Exercise objective — Report back the lines in this listing that carry the string "accounts".

Data for review —
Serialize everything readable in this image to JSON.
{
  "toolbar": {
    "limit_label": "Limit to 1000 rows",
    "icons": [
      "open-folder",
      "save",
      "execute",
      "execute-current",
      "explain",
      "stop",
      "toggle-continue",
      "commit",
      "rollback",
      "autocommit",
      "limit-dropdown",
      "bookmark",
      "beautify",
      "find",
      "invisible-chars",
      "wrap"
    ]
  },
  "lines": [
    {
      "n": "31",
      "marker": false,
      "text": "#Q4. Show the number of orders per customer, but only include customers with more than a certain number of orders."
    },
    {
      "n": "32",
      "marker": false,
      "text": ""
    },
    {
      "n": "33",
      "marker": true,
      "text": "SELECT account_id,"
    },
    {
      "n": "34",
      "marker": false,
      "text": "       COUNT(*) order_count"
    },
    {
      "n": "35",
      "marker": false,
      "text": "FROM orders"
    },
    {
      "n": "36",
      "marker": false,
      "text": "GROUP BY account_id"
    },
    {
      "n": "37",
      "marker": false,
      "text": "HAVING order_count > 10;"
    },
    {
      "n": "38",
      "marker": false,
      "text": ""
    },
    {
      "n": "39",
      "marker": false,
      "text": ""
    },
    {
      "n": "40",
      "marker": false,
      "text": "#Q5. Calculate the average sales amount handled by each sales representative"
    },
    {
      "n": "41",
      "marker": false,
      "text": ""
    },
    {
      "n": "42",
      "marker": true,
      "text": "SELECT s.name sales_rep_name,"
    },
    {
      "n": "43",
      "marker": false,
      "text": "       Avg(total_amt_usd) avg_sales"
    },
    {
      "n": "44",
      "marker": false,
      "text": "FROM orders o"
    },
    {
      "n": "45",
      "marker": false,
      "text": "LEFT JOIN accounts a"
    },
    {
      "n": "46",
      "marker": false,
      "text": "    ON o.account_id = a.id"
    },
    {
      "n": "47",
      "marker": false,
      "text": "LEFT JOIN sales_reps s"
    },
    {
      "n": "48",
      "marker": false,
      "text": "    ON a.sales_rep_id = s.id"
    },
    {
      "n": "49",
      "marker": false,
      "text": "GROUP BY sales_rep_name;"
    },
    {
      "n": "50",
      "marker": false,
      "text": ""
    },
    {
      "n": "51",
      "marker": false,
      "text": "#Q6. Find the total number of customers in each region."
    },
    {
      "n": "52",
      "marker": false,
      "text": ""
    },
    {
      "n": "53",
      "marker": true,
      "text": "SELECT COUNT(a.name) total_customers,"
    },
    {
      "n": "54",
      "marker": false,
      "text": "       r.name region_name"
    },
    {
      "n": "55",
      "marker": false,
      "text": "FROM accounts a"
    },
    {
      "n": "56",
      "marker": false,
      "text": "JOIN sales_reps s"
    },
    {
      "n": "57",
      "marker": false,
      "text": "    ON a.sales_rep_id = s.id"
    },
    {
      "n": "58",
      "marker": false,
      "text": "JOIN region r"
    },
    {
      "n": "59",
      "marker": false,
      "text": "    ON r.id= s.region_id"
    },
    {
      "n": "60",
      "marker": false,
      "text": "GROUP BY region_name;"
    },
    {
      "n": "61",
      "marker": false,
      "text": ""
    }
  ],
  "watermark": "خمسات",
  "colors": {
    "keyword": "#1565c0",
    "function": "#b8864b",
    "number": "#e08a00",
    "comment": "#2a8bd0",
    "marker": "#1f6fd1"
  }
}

Your solution —
      "text": "LEFT JOIN accounts a"
      "text": "FROM accounts a"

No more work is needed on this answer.